§ **Problem requirements**
Take every line from the material that has the word "JSON" in it.
----- Extracted information -----
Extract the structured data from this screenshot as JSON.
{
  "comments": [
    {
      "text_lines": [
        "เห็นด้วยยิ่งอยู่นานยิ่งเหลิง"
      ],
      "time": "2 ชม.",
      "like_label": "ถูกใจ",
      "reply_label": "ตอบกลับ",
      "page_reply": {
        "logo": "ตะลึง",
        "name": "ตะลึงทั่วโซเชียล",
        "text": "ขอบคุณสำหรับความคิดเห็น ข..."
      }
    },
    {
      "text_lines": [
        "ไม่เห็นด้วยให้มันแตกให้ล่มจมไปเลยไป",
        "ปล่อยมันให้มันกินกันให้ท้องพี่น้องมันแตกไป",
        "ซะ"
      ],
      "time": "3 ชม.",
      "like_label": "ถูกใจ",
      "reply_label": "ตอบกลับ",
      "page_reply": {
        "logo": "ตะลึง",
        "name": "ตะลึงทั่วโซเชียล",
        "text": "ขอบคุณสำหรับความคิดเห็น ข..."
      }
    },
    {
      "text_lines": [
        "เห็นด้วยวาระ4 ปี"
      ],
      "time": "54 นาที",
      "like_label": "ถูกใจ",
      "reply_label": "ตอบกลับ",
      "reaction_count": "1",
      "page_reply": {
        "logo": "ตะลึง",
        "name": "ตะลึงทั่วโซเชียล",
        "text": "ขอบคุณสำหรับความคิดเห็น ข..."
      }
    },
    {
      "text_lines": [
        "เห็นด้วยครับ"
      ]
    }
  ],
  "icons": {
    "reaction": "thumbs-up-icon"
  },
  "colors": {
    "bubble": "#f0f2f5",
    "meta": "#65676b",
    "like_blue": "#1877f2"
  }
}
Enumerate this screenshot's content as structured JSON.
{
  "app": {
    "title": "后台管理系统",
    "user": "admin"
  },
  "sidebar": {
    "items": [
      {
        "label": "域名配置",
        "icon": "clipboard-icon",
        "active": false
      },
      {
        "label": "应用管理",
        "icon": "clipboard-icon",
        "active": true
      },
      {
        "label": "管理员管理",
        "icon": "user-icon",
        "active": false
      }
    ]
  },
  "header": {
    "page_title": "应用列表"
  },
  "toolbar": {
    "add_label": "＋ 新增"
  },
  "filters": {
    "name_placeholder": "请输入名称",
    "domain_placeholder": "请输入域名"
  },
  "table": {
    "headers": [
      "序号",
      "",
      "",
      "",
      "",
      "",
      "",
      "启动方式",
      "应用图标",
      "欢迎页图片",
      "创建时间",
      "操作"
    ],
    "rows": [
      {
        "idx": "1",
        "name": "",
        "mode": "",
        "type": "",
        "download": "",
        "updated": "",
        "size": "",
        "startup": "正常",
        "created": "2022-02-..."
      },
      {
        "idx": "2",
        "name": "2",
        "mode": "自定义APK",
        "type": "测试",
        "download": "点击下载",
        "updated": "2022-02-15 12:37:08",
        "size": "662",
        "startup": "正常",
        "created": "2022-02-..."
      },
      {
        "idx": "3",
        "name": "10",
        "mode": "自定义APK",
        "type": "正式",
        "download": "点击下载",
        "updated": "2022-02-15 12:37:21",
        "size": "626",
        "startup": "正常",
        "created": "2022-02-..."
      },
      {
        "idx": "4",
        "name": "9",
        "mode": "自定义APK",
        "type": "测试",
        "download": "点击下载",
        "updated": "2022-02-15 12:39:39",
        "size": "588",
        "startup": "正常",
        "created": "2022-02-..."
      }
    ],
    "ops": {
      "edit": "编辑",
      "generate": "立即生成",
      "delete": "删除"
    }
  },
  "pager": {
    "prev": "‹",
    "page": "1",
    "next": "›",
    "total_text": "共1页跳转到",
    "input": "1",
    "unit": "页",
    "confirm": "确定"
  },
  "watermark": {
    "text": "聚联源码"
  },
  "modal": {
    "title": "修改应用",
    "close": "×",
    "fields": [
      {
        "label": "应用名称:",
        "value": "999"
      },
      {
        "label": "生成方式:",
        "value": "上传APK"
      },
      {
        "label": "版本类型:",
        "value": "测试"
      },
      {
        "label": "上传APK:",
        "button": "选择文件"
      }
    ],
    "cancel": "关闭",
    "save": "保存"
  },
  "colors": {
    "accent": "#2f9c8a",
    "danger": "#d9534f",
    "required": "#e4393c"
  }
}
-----
§ **Expected answer**
Extract the structured data from this screenshot as JSON.
Enumerate this screenshot's content as structured JSON.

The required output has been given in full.